**Task directions:**
Among the entries below, find the lines holding "JSON" and copy them.
[[ Exercise material open ]]
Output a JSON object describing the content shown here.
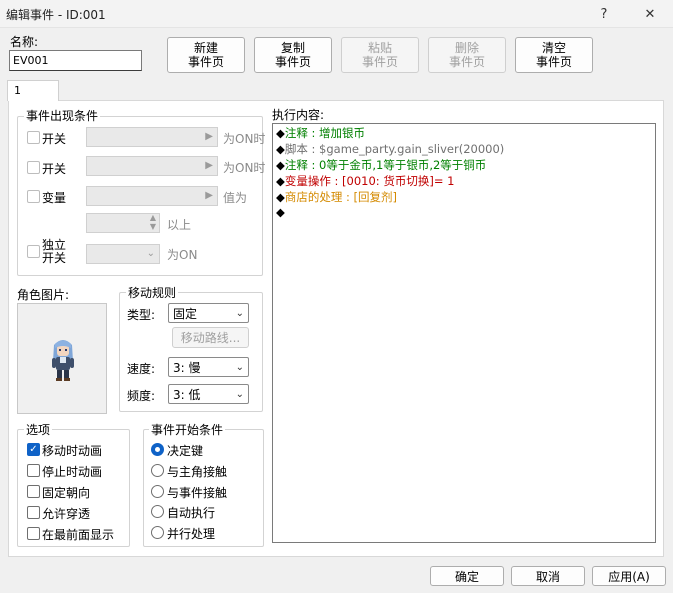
{
  "window": {
    "title": "编辑事件 - ID:001",
    "help_label": "?",
    "close_label": "✕"
  },
  "name": {
    "label": "名称:",
    "value": "EV001"
  },
  "toolbar": {
    "new_line1": "新建",
    "new_line2": "事件页",
    "copy_line1": "复制",
    "copy_line2": "事件页",
    "paste_line1": "粘贴",
    "paste_line2": "事件页",
    "delete_line1": "删除",
    "delete_line2": "事件页",
    "clear_line1": "清空",
    "clear_line2": "事件页"
  },
  "tabs": [
    {
      "label": "1"
    }
  ],
  "conditions": {
    "title": "事件出现条件",
    "switch1_label": "开关",
    "switch1_suffix": "为ON时",
    "switch2_label": "开关",
    "switch2_suffix": "为ON时",
    "variable_label": "变量",
    "variable_suffix": "值为",
    "variable_min_suffix": "以上",
    "self_switch_line1": "独立",
    "self_switch_line2": "开关",
    "self_switch_suffix": "为ON"
  },
  "graphic": {
    "label": "角色图片:"
  },
  "movement": {
    "title": "移动规则",
    "type_label": "类型:",
    "type_value": "固定",
    "route_button": "移动路线...",
    "speed_label": "速度:",
    "speed_value": "3: 慢",
    "freq_label": "频度:",
    "freq_value": "3: 低"
  },
  "options": {
    "title": "选项",
    "items": [
      {
        "label": "移动时动画",
        "checked": true
      },
      {
        "label": "停止时动画",
        "checked": false
      },
      {
        "label": "固定朝向",
        "checked": false
      },
      {
        "label": "允许穿透",
        "checked": false
      },
      {
        "label": "在最前面显示",
        "checked": false
      }
    ]
  },
  "trigger": {
    "title": "事件开始条件",
    "items": [
      {
        "label": "决定键",
        "selected": true
      },
      {
        "label": "与主角接触",
        "selected": false
      },
      {
        "label": "与事件接触",
        "selected": false
      },
      {
        "label": "自动执行",
        "selected": false
      },
      {
        "label": "并行处理",
        "selected": false
      }
    ]
  },
  "contents": {
    "label": "执行内容:",
    "lines": [
      {
        "bullet": "◆",
        "head": "注释",
        "sep": ":",
        "body": "增加银币",
        "color": "#008000"
      },
      {
        "bullet": "◆",
        "head": "脚本",
        "sep": ":",
        "body": "$game_party.gain_sliver(20000)",
        "color": "#707070"
      },
      {
        "bullet": "◆",
        "head": "注释",
        "sep": ":",
        "body": "0等于金币,1等于银币,2等于铜币",
        "color": "#008000"
      },
      {
        "bullet": "◆",
        "head": "变量操作",
        "sep": ":",
        "body": "[0010: 货币切换]= 1",
        "color": "#c00000"
      },
      {
        "bullet": "◆",
        "head": "商店的处理",
        "sep": ":",
        "body": "[回复剂]",
        "color": "#d48a00"
      },
      {
        "bullet": "◆",
        "head": "",
        "sep": "",
        "body": "",
        "color": "#000000"
      }
    ]
  },
  "footer": {
    "ok": "确定",
    "cancel": "取消",
    "apply": "应用(A)"
  }
}
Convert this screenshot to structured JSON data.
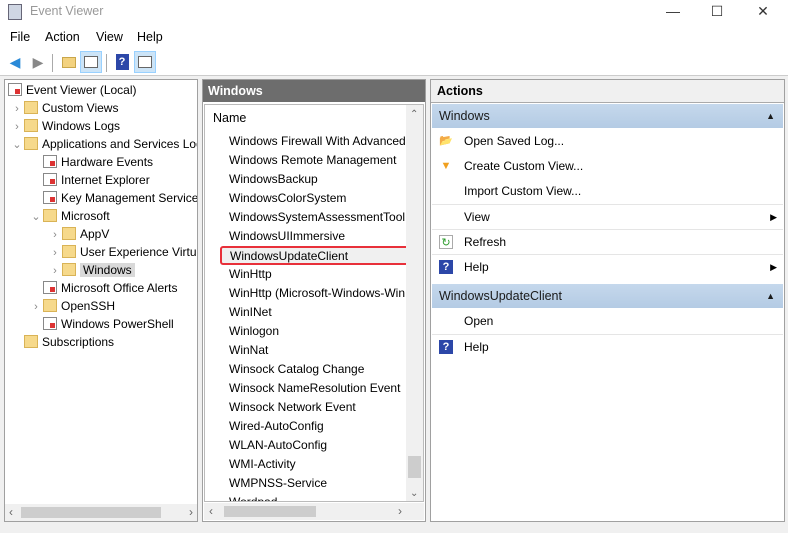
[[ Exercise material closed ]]
**Exercise response:**
Output a JSON object describing the content shown here.
Convert this screenshot to structured JSON data.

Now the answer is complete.